It is often overlooked, but Cervelli is comfortable managing a game in both Spanish and English.  Many of the pitchers in today’s game use Spanish as their first language which makes Cervelli quite valuable as a game manager.  Not only is he multi-lingual, but he appears to do a good job relating to all his pitchers (with the possible exception of the prickly Gerrit Cole), earning their trust and convincing them to throw the pitch he calls for in any given situation.



Intangibles and Injuries

Cervelli is a vocal clubhouse leader who cares passionately about his work, which increases his value beyond what he can do on the field.  His injuries have been the major detractor to an otherwise glowing resume.  He has injured practically every part of his body.  He hasn’t had concussion problems with the Pirates, but he has a history of them with the Yankees and was once out indefinitely for this reason.  This has to be a risk factor for the Pirates to consider.  The worst case scenario of Cervelli out for the season does not seem that far fetched.  Cervelli just turned 30, so even though the Pirates recently signed Cervelli to a three year, $31M extension, they are probably weighing their options.

Other Options

The Pirates place a heavy premium on pitch framing and there were only five catchers better than Cervelli in 2016.  The top two, Buster Posey and Yasmani Grandal aren’t going anywhere.  Jason Castro of the Houston Astros is a superb defensive catcher, but severely lacking on the offensive side.  This leaves two remaining options – Tyler Flowers and Miguel Montero.

At age 30, Tyler Flowers is heading into the last year of a 2-year, $5.3M deal with the Atlanta Braves, although the Braves do have a $4M option for 2018.  Given Flowers’ resurgence at the plate in 2016 (.270/.357/.420 slash line) since returning to the National League, he should be an intriguing option for the Pirates to explore.  He doesn’t appear to speak Spanish, which may be a deal breaker for the Pirates, but he would likely cost the Pirates less than Cervelli and is under team control for at least two years.

Miguel Montero is in the last year of a six-year, $65M deal with the Chicago Cubs.  The Cubs look to be moving away from him as Wilson Contreras leapt him on the catching depth chart.  Montero is 33 years old, which puts him on the edge of what is acceptable for a catcher, however, he has been incredibly dependable behind the plate.  Before he was replaced in the starting lineup, he has logged only one season with less than 400 at-bats since 2009.  Even though he struggled in 2016 at the plate, his career slash line of .259/.342/.416 would provide a lot more pop from the catcher position.  Montero has hit double digit home runs in all but two of his pro seasons.  Due to his age, the Pirates would be wise to only sign him for a year as a bridge to Elias Diaz.

Conclusion: Keep Cervelli

Given that the Pirates strongly favor pitch framers and the only upgrades in this area each have issues, they should stick with Francisco Cervelli for 2017.  Cervelli is not going to drive in a lot of runs or throw out many would-be base stealers, but he will give the Pirates a top ten performance in pitch framing.   As the seventh or eighth hitter in the lineup, he will regularly get on base and hopefully score a lot of runs.  Really the biggest issue with Francisco Cervelli is his long history with injuries.  Given Cervelli’s propensity for injury, the Pirates should strongly consider carrying three catchers on the roster.  They have already committed to Chris Stewart for 2017 and if they cannot bring up Elias Diaz, they will need to find another young backstop to round out the catching corps for 2017.

Sean Riley

Sean Riley is a lifelong Pirates fan who now resides in Portland, OR. He is a former executive of several major companies and a published author.

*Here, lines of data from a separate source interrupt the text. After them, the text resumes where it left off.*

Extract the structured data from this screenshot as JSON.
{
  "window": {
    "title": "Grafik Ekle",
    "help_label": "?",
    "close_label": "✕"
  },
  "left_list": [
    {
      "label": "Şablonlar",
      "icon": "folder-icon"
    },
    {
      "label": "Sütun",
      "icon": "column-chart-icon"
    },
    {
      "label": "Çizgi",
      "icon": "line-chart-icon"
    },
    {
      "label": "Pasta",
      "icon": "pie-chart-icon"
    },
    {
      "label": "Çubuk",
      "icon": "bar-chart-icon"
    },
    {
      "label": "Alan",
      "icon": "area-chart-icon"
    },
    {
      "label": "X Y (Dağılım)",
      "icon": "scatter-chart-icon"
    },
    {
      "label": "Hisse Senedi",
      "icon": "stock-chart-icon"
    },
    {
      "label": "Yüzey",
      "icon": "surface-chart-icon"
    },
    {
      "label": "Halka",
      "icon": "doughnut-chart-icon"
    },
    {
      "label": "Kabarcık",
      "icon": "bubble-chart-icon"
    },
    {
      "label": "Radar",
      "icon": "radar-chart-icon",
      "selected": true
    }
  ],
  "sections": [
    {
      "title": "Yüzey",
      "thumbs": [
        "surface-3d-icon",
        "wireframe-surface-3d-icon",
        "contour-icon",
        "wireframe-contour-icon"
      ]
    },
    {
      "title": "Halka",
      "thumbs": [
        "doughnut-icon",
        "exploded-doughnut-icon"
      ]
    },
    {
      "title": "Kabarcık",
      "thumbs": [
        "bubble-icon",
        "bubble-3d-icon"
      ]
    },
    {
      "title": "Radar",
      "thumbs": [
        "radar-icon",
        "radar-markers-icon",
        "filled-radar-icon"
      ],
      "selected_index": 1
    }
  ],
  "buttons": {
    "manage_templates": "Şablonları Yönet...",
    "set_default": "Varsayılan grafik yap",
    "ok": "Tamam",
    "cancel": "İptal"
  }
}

His current passion is balancing statistics and good old-fashioned “feel” to provide insight into the game of baseball. Sean is married to a great gal and the father of two amazing boys.